Took a few days off this week and spent part of the time at the latest John Singer Sargent exhibition at the RA in London.
Readers of this blog may have surmised I’m a Sargent fan – see blog post June 20th “Learning from the Best” – so this was an exhibition I didn’t want to miss. In particular, the exhibition shows early works from before Sargent attained fame and fortune. I love to see lesser known works from famous artists; one of my all time favourite paintings is a seascape by Lowry.
The Sargent exhibition was no disappointment. Although many pieces were less well known they still showed the high quality draughtmanship and flamboyant brushwork I expect from Sargent. The vibrant European sunlight shines fron Sargent’s canvases so the viewer can feel the warmth. The Capri paintings had me wanting to go and book a beach holiday!
One of the rooms in the exhibition was devoted to Sargent’s stay at Cancale in Brittany, where he painted ‘En Route pour la Pêche (Setting Out to Fish)’, one of the more famous pictures in the exhibition. That work looks spontaneous but the room was filled with studies and sketches that betrayed how much preparation went in to its creation.
Other rooms showed maritime drawings, seascapes, sailors and beach scenes. The finale was a display of Sargent’s Venetian watercolours.
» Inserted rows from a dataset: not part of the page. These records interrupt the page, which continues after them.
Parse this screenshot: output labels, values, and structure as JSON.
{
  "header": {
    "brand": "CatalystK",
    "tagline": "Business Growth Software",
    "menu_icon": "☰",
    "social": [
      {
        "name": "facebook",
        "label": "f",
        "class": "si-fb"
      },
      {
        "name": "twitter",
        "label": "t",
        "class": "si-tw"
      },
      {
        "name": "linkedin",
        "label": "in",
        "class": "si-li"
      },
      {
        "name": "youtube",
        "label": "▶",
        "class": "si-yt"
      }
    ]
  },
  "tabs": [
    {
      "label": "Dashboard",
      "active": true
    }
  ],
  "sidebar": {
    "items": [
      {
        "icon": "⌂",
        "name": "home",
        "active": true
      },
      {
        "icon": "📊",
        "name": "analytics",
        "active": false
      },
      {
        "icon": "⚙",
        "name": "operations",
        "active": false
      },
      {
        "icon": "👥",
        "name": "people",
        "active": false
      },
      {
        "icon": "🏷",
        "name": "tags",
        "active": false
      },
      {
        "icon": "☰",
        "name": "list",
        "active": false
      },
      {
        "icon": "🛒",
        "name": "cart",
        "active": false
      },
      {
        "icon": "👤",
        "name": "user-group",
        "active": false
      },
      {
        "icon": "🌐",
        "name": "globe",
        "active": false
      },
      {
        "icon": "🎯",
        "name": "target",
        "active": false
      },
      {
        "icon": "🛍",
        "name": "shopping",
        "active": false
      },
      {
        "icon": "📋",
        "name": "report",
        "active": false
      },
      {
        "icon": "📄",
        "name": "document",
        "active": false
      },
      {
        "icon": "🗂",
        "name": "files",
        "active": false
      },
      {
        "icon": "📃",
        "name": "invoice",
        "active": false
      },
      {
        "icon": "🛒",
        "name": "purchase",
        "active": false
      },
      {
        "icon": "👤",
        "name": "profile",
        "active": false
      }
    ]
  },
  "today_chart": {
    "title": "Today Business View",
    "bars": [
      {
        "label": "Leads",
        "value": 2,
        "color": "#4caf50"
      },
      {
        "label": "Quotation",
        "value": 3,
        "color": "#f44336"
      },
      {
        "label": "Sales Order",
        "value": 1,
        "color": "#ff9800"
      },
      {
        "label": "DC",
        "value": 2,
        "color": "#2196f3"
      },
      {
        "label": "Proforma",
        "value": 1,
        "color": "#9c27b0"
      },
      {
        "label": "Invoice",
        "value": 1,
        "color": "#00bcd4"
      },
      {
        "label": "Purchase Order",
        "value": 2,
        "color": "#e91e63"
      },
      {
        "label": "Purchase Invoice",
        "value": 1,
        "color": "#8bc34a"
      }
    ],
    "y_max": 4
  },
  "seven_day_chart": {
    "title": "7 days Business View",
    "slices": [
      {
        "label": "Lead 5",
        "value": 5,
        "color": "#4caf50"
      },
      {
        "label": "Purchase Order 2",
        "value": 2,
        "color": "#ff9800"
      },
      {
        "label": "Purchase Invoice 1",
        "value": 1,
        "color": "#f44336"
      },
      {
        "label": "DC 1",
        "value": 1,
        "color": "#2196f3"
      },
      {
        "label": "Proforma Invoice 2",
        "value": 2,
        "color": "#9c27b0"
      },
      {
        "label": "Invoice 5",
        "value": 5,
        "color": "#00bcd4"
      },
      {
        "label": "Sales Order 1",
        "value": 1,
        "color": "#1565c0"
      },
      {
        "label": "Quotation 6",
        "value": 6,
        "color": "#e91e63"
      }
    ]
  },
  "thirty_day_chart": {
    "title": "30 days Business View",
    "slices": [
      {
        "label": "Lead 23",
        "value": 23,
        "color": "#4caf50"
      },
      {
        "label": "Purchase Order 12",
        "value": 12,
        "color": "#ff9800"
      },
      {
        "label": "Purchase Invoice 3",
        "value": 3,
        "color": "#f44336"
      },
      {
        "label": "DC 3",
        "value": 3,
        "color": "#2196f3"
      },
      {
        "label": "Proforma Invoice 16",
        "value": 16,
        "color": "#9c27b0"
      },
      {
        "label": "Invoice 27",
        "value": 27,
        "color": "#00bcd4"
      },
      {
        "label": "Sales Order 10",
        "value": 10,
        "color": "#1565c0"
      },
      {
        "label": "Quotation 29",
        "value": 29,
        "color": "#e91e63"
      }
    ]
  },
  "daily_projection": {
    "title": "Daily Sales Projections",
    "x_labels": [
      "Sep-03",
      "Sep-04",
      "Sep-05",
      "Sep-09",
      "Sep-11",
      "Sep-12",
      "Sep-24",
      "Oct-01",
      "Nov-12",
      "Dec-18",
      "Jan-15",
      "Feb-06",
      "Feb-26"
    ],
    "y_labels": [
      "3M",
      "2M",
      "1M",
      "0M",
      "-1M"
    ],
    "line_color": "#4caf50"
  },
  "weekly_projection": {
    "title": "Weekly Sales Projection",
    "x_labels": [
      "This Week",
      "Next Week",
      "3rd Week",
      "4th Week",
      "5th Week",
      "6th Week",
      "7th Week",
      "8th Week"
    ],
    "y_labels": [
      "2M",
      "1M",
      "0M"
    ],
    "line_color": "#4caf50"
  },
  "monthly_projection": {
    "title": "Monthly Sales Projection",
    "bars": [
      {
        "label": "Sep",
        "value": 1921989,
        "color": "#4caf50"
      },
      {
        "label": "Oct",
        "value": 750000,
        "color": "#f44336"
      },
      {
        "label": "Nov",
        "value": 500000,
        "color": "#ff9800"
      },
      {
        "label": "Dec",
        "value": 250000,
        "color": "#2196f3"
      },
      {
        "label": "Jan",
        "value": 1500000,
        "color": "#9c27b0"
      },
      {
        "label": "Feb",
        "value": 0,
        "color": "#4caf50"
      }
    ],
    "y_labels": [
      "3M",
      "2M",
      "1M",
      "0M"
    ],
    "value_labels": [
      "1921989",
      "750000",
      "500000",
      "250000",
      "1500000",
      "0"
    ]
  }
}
My only tiny criticism of the exhibition is that I would have liked to know more about the painting techniques that Sargent employed. I used an audio guide, which was interesting but only said a little about technique.
“Sargent and the Sea” is on until 26th September. For more information visit http://www.royalacademy.org.uk/exhibitions/sargent-and-the-sea/